In the Late Project, the high volume of late requirements makes it much harder to forecast project completion as the scope of the project is constantly changing, and project teams need to accommodate the late requirements (e.g. in fig (d), late requirements contribute an additional 31% burden).
Unsurprisingly, this additional burden of late requirements has an impact during testing for requirement validation. In our actual project examples, the Late Project has a test failure rate over 3x that of the Timely Project.
RELATED: Unlocking The Power of Live Traceability with Jama Connect®
Does maintaining a high Traceability Score reduce the risk of late requirements?
A core theorem of Systems Engineering is that maintaining high requirement traceability from the start of a project reduces the risk of late requirements and negative product outcomes. With our project dataset we can now test this theorem empirically. We define traceability as a measure of a project’s ‘expected’ traceability that has actually been established and calculate the Traceability Score as follows:(1)

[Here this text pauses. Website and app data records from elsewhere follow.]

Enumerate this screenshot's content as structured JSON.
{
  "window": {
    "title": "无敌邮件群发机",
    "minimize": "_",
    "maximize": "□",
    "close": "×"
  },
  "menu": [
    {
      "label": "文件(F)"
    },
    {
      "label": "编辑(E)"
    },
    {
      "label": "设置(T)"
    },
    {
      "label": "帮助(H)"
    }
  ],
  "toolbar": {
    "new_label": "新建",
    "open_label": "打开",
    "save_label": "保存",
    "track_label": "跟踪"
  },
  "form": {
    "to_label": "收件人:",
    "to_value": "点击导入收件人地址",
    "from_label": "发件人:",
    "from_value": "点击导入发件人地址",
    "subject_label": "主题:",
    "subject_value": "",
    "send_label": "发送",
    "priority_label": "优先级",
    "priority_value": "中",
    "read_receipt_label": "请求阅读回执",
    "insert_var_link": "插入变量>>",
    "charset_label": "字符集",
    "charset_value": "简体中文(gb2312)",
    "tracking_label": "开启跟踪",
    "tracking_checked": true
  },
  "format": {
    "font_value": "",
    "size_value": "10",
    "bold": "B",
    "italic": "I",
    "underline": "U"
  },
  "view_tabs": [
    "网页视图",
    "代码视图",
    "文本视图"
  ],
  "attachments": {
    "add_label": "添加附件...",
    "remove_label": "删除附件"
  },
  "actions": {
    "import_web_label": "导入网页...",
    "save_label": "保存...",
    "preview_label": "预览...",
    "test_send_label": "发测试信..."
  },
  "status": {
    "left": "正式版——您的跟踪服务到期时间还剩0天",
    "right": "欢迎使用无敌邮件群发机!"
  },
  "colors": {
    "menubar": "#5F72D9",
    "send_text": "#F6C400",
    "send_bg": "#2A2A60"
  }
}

For our example projects, the Timely Project achieved a Traceability Score over 6X that of the Late Project; suggesting that maintaining a high Traceability Score throughout the project reduces the risk of late requirements.
To further determine if Traceability Score correlates to late requirements, we divided our dataset of projects into quartiles based on their Traceability Scores (Quartile 1 = bottom 25% traceability score, Quartile 4 = top 25% traceability score) and then compared the distribution of ‘Late Requirements Burden’ across these quartile groups. What we found is that projects within the bottom traceability quartile had a median Late Requirements Burden 3x greater than those in the top traceability quartile. In other words, the evidence supports that projects managed with higher traceability generally experience less risk from late requirements.
Our analysis has shown that late requirements negatively impact projects and that managing projects through a Traceability Score is the only empirical way to reduce the risk of late requirements. Below you can see how one can measure the Traceability Score over time as a project progresses to ensure system engineering best practices are being followed. A low or falling Traceability Score can quickly identify areas to address to reduce the risk of late requirements.
Here you can see how managing the Traceability Score directly as the project is underway would have identified the risk early in the Late Project.
To learn more about achieving Live Traceability™ on your projects, please reach out for a consultation.
Interested in learning more? Download the entire Research Notes: Traceability Score™ datasheet HERE.